**EXERCISE REQUIREMENTS**
Counting only lines that contain "population", state the total found in the material below. Add nothing else.

**PROVIDED RECORDS**
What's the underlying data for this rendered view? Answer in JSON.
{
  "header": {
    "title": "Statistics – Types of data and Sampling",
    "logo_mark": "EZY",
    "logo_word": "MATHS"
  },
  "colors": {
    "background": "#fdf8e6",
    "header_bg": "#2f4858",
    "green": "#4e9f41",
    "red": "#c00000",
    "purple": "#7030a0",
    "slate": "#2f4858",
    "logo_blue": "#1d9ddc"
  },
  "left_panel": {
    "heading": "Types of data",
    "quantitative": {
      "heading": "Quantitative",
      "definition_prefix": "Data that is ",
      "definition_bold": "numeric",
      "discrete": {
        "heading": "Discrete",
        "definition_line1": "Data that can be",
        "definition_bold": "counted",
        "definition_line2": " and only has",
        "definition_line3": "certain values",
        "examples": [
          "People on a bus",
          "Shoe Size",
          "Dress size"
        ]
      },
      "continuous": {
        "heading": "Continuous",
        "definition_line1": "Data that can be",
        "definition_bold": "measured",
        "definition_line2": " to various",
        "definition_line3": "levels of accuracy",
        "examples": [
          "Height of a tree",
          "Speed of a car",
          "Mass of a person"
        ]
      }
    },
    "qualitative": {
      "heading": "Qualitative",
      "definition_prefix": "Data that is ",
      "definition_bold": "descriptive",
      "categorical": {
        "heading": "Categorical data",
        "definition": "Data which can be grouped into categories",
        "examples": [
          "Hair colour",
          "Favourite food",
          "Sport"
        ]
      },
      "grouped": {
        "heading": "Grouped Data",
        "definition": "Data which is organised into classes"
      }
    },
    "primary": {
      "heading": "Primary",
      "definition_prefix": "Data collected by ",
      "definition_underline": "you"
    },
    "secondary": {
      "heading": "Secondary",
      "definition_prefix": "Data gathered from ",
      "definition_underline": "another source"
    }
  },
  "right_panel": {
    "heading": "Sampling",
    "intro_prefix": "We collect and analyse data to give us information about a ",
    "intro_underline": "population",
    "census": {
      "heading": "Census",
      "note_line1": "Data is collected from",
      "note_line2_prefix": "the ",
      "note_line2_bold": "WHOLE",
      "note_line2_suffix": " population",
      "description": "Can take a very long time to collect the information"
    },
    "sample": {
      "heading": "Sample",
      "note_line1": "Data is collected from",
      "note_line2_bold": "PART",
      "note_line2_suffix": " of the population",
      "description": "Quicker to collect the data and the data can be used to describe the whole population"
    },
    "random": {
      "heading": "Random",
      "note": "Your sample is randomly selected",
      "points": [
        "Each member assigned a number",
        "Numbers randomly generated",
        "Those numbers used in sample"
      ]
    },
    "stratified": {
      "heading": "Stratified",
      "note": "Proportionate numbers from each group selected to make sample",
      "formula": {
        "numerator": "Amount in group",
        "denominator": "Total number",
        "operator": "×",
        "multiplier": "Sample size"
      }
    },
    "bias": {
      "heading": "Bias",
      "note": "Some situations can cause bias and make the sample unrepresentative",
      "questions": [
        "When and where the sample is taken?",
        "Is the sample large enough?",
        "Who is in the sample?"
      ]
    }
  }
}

**WRITTEN RESPONSE**
4